Putting it another way, the PRN code is like a key. Receivers have all the keys and compare incoming messages with locally generated codes (keys). There is a timestamp on each chip of the PRN code. So PRN codes from the satellite have satellite atomic clock generated time stamps and the receiver have internally generated time stamps.

Calculating a position

Calculating a GNSS position

Calculating a GNSS position.

The situation: our receiver can see four or more satellites in the sky and can decode their signals. It has calculated four sets of distances and orbital positions. It has a rough idea as to where it is - perhaps the receiver remembers where it was last turned on. The receiver uses the mathematical techniques of trilateration, linear approximation and a least squares best fit to nudge from the initial position to its actual position. It is able to do this in a dynamic way as the satellites move across the sky and the receiver moves across the Earth. This basic technique represents the Standard Positioning Service.

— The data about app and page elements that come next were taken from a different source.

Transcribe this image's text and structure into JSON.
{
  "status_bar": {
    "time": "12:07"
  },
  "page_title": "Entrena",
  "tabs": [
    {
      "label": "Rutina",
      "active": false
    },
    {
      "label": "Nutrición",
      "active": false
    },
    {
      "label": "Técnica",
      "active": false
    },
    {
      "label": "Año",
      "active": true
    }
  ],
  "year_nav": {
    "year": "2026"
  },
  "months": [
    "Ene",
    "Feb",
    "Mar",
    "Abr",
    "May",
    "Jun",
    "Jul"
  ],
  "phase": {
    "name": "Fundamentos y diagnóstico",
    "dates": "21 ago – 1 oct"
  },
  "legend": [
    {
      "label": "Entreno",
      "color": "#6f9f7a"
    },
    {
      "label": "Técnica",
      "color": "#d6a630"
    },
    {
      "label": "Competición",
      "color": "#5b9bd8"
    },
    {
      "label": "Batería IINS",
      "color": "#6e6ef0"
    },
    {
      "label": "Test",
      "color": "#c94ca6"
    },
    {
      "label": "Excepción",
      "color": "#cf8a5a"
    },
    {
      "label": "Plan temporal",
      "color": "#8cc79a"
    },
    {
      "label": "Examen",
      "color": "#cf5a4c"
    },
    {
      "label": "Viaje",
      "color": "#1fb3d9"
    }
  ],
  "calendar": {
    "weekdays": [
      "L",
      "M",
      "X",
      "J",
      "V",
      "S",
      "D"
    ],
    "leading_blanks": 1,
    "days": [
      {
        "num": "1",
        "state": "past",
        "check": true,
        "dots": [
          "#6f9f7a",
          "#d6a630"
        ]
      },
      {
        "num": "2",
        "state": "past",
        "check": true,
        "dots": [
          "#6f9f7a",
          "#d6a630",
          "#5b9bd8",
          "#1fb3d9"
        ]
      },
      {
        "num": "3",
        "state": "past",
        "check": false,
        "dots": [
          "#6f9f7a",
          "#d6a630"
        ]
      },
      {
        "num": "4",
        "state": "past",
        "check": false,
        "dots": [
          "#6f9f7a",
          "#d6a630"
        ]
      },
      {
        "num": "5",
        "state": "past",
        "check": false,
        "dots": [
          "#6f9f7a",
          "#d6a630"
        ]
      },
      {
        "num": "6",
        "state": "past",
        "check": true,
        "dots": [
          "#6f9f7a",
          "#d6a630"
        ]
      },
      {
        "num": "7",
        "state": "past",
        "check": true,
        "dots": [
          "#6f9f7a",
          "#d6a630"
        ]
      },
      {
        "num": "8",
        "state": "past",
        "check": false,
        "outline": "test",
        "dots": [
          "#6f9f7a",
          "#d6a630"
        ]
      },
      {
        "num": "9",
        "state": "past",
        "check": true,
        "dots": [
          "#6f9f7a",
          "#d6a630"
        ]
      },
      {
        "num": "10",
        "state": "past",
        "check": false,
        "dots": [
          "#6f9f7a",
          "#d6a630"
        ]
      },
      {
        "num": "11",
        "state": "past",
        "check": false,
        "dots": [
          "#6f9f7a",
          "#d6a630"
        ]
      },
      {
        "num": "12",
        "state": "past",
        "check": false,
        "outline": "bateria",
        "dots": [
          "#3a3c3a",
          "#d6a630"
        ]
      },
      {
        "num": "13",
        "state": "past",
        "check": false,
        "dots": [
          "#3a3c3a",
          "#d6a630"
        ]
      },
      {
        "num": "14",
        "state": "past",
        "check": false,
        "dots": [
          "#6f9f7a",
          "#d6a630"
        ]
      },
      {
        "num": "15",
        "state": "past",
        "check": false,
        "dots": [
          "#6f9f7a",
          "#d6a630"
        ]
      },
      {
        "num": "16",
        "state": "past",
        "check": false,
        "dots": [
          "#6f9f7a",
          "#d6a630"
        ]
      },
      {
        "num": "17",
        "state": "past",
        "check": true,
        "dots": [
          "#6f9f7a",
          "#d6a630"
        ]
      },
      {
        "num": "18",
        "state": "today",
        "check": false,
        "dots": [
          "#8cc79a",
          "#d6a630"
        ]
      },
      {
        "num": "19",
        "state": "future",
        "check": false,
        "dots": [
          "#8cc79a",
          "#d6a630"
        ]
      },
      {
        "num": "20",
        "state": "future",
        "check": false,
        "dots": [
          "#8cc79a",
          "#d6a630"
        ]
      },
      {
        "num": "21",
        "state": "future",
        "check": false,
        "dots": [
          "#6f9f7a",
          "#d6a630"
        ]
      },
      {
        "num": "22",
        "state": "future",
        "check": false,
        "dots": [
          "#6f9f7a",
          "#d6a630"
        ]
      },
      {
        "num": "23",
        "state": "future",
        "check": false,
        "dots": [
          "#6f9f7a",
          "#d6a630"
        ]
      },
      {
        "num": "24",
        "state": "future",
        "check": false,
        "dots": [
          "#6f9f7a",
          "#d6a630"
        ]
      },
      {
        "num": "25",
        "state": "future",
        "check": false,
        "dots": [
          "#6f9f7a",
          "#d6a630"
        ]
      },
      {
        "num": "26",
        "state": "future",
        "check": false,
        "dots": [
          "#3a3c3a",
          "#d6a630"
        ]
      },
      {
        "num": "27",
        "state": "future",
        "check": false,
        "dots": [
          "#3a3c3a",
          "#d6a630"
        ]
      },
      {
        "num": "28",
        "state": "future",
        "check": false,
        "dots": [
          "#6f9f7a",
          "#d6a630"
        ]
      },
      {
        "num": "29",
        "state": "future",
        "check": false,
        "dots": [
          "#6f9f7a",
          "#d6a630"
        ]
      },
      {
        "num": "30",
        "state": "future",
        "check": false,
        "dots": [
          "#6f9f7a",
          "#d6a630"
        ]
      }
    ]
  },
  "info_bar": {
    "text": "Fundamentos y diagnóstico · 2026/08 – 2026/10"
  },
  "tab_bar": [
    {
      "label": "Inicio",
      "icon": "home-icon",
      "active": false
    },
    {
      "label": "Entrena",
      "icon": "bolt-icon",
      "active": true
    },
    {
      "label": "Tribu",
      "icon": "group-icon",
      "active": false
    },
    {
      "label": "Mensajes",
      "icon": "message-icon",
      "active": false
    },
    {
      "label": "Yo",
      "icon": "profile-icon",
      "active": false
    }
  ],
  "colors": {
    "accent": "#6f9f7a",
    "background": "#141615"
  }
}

How accurate is the Standard Positioning Service?

A report produced by the US William J. Hughes Technical Center for the US Federal Aviation Administration in 2017 states that the Standard Position Service gives a position that is:

  1. Within 3.9 m of the actual vertical position 95% of the time, and
  2. Within 1.9 m of the actual horizontal position 95% of the time.

That sounds pretty good. However, the actual performance you experience depends on many things including, but not limited to:

  1. The quality of your receiver. The quality of your GNSS antenna and the electronics behind it can have significant impacts on performance,
  2. The number of satellites your receiver can see. Generally the more satellites, the more data, the better the position,
  3. Multi-path effects. If the satellite signals are bouncing around nearby structures, the reflected signals can confuse the receiver,
  4. The accuracy of the navigation message transmitted by the satellite. If, for whatever reason, the satellite clock is a little bit off, or the satellite is a little out of its orbit then the calculated position can be thrown out too.
  5. The atmosphere. Both the ionosphere and troposphere can have effects on the signals which can add errors to a position.

The other signals and codes broadcast by GNSS satellites can improve that accuracy. Now there are also augmentation systems available which send additional signals that greatly improve accuracy and often carry signal integrity information. Some of these are available to the general public and some are not.

Ginan is concerned with a technique called Precise Point Positioning (PPP). PPP aims to be able to compensate for many sources of error and so greatly increase position accuracy - from meters to a few centimeters.

Ginarn Project Overview Presentation front slide
Resources - GNSS Standard Positioning Service.